■ **Your objective**
Reproduce every record below, character by character.

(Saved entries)
<<<<

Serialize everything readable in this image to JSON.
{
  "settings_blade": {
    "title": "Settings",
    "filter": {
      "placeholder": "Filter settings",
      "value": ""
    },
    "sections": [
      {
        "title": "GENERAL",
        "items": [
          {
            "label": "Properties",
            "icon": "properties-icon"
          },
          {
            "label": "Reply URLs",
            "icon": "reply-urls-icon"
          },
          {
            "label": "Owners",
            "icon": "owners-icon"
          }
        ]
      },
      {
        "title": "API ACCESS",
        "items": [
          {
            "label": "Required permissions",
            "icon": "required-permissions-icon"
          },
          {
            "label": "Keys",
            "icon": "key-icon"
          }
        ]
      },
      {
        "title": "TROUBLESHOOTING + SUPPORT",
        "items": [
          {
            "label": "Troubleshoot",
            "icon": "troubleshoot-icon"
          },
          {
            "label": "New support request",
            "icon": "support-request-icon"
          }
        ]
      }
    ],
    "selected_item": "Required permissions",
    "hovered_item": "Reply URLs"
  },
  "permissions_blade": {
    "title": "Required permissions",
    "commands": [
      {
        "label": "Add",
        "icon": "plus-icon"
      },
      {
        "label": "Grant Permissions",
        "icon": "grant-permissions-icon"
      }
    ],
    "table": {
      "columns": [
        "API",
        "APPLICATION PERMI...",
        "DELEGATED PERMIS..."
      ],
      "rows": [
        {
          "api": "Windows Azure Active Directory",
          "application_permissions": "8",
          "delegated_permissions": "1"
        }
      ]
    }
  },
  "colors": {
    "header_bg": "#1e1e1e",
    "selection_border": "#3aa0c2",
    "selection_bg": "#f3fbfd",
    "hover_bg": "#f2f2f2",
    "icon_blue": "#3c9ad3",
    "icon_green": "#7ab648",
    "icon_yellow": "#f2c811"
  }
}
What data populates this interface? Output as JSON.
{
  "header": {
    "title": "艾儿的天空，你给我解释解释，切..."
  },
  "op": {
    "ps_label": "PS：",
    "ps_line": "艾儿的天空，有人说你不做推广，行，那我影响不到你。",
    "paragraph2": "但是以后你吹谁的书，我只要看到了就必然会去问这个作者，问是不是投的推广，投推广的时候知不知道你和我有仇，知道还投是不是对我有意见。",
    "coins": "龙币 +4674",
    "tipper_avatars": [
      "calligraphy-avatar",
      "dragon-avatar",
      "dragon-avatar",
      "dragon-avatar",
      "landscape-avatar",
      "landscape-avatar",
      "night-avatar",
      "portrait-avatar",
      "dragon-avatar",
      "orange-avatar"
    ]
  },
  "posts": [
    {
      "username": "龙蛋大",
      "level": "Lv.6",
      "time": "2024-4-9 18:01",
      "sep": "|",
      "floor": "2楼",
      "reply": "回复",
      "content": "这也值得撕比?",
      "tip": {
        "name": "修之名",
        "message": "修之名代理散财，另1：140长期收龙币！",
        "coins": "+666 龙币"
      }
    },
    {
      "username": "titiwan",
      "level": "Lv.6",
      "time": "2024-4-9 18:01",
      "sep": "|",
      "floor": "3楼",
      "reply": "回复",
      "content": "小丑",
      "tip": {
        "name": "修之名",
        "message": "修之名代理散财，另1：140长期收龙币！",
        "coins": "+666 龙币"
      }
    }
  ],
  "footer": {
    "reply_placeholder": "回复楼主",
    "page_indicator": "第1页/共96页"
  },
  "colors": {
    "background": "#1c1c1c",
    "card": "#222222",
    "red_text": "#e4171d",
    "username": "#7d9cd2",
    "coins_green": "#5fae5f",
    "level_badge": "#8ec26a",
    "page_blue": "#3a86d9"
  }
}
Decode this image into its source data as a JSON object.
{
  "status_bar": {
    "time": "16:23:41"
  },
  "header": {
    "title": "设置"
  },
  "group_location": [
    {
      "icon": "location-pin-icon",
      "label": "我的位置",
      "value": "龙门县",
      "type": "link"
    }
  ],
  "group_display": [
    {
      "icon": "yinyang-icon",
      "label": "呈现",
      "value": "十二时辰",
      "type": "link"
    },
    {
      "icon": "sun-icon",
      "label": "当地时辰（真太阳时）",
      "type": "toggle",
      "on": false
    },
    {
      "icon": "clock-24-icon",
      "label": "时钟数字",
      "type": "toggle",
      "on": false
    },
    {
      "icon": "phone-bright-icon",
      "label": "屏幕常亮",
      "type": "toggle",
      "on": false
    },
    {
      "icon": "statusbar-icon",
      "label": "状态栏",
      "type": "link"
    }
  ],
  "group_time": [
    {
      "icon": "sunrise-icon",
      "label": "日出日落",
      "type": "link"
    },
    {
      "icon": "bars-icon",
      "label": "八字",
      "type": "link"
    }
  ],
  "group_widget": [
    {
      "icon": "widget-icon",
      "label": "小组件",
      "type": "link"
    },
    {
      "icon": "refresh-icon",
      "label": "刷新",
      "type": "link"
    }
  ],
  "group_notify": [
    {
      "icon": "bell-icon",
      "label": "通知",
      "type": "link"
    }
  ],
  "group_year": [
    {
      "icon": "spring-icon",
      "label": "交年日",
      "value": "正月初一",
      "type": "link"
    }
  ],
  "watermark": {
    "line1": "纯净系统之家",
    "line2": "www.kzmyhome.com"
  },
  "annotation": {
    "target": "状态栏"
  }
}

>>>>

■ **Output of the exercise**
Serialize everything readable in this image to JSON.
{
  "settings_blade": {
    "title": "Settings",
    "filter": {
      "placeholder": "Filter settings",
      "value": ""
    },
    "sections": [
      {
        "title": "GENERAL",
        "items": [
          {
            "label": "Properties",
            "icon": "properties-icon"
          },
          {
            "label": "Reply URLs",
            "icon": "reply-urls-icon"
          },
          {
            "label": "Owners",
            "icon": "owners-icon"
          }
        ]
      },
      {
        "title": "API ACCESS",
        "items": [
          {
            "label": "Required permissions",
            "icon": "required-permissions-icon"
          },
          {
            "label": "Keys",
            "icon": "key-icon"
          }
        ]
      },
      {
        "title": "TROUBLESHOOTING + SUPPORT",
        "items": [
          {
            "label": "Troubleshoot",
            "icon": "troubleshoot-icon"
          },
          {
            "label": "New support request",
            "icon": "support-request-icon"
          }
        ]
      }
    ],
    "selected_item": "Required permissions",
    "hovered_item": "Reply URLs"
  },
  "permissions_blade": {
    "title": "Required permissions",
    "commands": [
      {
        "label": "Add",
        "icon": "plus-icon"
      },
      {
        "label": "Grant Permissions",
        "icon": "grant-permissions-icon"
      }
    ],
    "table": {
      "columns": [
        "API",
        "APPLICATION PERMI...",
        "DELEGATED PERMIS..."
      ],
      "rows": [
        {
          "api": "Windows Azure Active Directory",
          "application_permissions": "8",
          "delegated_permissions": "1"
        }
      ]
    }
  },
  "colors": {
    "header_bg": "#1e1e1e",
    "selection_border": "#3aa0c2",
    "selection_bg": "#f3fbfd",
    "hover_bg": "#f2f2f2",
    "icon_blue": "#3c9ad3",
    "icon_green": "#7ab648",
    "icon_yellow": "#f2c811"
  }
}
What data populates this interface? Output as JSON.
{
  "header": {
    "title": "艾儿的天空，你给我解释解释，切..."
  },
  "op": {
    "ps_label": "PS：",
    "ps_line": "艾儿的天空，有人说你不做推广，行，那我影响不到你。",
    "paragraph2": "但是以后你吹谁的书，我只要看到了就必然会去问这个作者，问是不是投的推广，投推广的时候知不知道你和我有仇，知道还投是不是对我有意见。",
    "coins": "龙币 +4674",
    "tipper_avatars": [
      "calligraphy-avatar",
      "dragon-avatar",
      "dragon-avatar",
      "dragon-avatar",
      "landscape-avatar",
      "landscape-avatar",
      "night-avatar",
      "portrait-avatar",
      "dragon-avatar",
      "orange-avatar"
    ]
  },
  "posts": [
    {
      "username": "龙蛋大",
      "level": "Lv.6",
      "time": "2024-4-9 18:01",
      "sep": "|",
      "floor": "2楼",
      "reply": "回复",
      "content": "这也值得撕比?",
      "tip": {
        "name": "修之名",
        "message": "修之名代理散财，另1：140长期收龙币！",
        "coins": "+666 龙币"
      }
    },
    {
      "username": "titiwan",
      "level": "Lv.6",
      "time": "2024-4-9 18:01",
      "sep": "|",
      "floor": "3楼",
      "reply": "回复",
      "content": "小丑",
      "tip": {
        "name": "修之名",
        "message": "修之名代理散财，另1：140长期收龙币！",
        "coins": "+666 龙币"
      }
    }
  ],
  "footer": {
    "reply_placeholder": "回复楼主",
    "page_indicator": "第1页/共96页"
  },
  "colors": {
    "background": "#1c1c1c",
    "card": "#222222",
    "red_text": "#e4171d",
    "username": "#7d9cd2",
    "coins_green": "#5fae5f",
    "level_badge": "#8ec26a",
    "page_blue": "#3a86d9"
  }
}
Decode this image into its source data as a JSON object.
{
  "status_bar": {
    "time": "16:23:41"
  },
  "header": {
    "title": "设置"
  },
  "group_location": [
    {
      "icon": "location-pin-icon",
      "label": "我的位置",
      "value": "龙门县",
      "type": "link"
    }
  ],
  "group_display": [
    {
      "icon": "yinyang-icon",
      "label": "呈现",
      "value": "十二时辰",
      "type": "link"
    },
    {
      "icon": "sun-icon",
      "label": "当地时辰（真太阳时）",
      "type": "toggle",
      "on": false
    },
    {
      "icon": "clock-24-icon",
      "label": "时钟数字",
      "type": "toggle",
      "on": false
    },
    {
      "icon": "phone-bright-icon",
      "label": "屏幕常亮",
      "type": "toggle",
      "on": false
    },
    {
      "icon": "statusbar-icon",
      "label": "状态栏",
      "type": "link"
    }
  ],
  "group_time": [
    {
      "icon": "sunrise-icon",
      "label": "日出日落",
      "type": "link"
    },
    {
      "icon": "bars-icon",
      "label": "八字",
      "type": "link"
    }
  ],
  "group_widget": [
    {
      "icon": "widget-icon",
      "label": "小组件",
      "type": "link"
    },
    {
      "icon": "refresh-icon",
      "label": "刷新",
      "type": "link"
    }
  ],
  "group_notify": [
    {
      "icon": "bell-icon",
      "label": "通知",
      "type": "link"
    }
  ],
  "group_year": [
    {
      "icon": "spring-icon",
      "label": "交年日",
      "value": "正月初一",
      "type": "link"
    }
  ],
  "watermark": {
    "line1": "纯净系统之家",
    "line2": "www.kzmyhome.com"
  },
  "annotation": {
    "target": "状态栏"
  }
}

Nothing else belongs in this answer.